A X-ray of Haverhals’s hip on arrival at UCH that shows how the break wasn't healing and screws painful. It is the reason why a limb-lengthening surgery was needed.
A X-ray of Haverhals’s hip on arrival at UCH. The break wasn’t healing, and the screws were coming loose. Photo courtesy of Jason Stoneback.

Stoneback then drilled a hole into the bottom of the femur at Haverhals’s knee and inserted and anchored a roughly foot-long internal lengthening nail.
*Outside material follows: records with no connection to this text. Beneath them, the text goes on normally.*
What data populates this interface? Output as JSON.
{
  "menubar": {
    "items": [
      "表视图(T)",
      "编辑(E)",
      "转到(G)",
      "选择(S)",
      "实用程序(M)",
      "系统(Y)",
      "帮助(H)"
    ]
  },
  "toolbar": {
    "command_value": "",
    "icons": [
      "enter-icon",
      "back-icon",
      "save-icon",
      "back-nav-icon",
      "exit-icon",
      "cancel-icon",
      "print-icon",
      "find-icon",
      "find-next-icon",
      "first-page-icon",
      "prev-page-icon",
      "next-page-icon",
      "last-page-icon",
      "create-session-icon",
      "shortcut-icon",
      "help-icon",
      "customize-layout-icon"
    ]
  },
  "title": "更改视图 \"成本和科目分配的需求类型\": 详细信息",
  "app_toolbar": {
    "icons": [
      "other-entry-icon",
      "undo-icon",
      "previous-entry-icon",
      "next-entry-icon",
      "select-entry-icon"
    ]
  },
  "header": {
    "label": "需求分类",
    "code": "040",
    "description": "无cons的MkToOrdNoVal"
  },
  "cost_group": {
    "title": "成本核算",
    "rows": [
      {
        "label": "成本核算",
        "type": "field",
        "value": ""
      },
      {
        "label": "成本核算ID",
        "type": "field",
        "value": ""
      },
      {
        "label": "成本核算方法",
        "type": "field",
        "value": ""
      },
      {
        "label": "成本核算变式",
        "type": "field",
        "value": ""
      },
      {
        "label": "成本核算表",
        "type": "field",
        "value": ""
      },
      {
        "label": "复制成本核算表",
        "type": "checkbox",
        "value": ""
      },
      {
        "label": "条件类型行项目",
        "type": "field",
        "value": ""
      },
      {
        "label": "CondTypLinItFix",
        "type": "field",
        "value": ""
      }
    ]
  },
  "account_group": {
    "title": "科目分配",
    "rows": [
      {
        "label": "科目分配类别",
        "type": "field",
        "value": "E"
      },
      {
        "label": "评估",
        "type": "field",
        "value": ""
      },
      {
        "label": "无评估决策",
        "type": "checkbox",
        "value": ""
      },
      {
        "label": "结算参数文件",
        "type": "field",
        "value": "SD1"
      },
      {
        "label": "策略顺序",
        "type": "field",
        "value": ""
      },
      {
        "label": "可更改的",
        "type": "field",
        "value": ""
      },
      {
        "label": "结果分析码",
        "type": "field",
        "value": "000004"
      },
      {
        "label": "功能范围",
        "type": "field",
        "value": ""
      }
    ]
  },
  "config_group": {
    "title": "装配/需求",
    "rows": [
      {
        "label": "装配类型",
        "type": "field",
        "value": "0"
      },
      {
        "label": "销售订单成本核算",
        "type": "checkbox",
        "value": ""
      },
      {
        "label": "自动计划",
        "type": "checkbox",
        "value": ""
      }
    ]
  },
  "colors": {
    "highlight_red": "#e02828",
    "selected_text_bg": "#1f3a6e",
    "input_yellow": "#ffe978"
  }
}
The name belies its complexity. An internal lengthening nail contains gears and a magnet. For about a month following surgery, Haverhals placed a magnetic controller on his thigh three times a day; each time, the nail’s gears turned enough to add one-third of a millimeter to the length of his femur. The live tissue Stoneback left in place started regenerating bone and continued to do so for months after the desired length was reached. The bone was completely “healed” – or better, regrown – in about six months.

Back to life

an x-ray showing how limb-lengthening surgery helped fill the gab in this man's hip.
In May 2020, with the gap in Haverhals’s femur long since filled in by way of limb-lengthening surgery, Stoneback removed the internal lengthening nail. The hardware from the initial repair can stay in place. Photo courtesy of Jason Stoneback.

Along the way, Haverhals did physical therapy to adapt the muscles and tendons stretched out during that process. By November 2019, Stoneback gave Haverhals his blessing to snowboard again, and the patient rode all season. In May 2020, Stoneback removed the lengthening nail; Haverhals was back doing CrossFit within a month.

In early December, Haverhals described the limb-lengthening surgery as “an incredible procedure,” if a painful one. He had, a couple of days earlier, snowshoed up 12 miles up Santa Fe Peak in Summit County and snowboarded back down.

Burning Man is back on his radar even if one-wheeling around the desert may not be. Should Haverhals end up in a similar situation, God forbid, he’ll ask them to airlift him straight to UCH and Stoneback, he says.

The doctor is happy with the outcome, too. A hip replacement would have been easier, but it would have robbed Haverhals of his passions for decades hence.

“We got him back to the things he wants to do and restored him to his optimal self,” Stoneback said.

About the author

Todd Neff has written hundreds of stories for University of Colorado Hospital and UCHealth. He covered science and the environment for the Daily Camera in Boulder, Colorado, and has taught narrative nonfiction at the University of Colorado, where he was a Ted Scripps Fellowship recipient in Environmental Journalism. He is author of “A Beard Cut Short,” a biography of a remarkable professor; “The Laser That’s Changing the World,” a history of lidar; and “From Jars to the Stars,” a history of Ball Aerospace.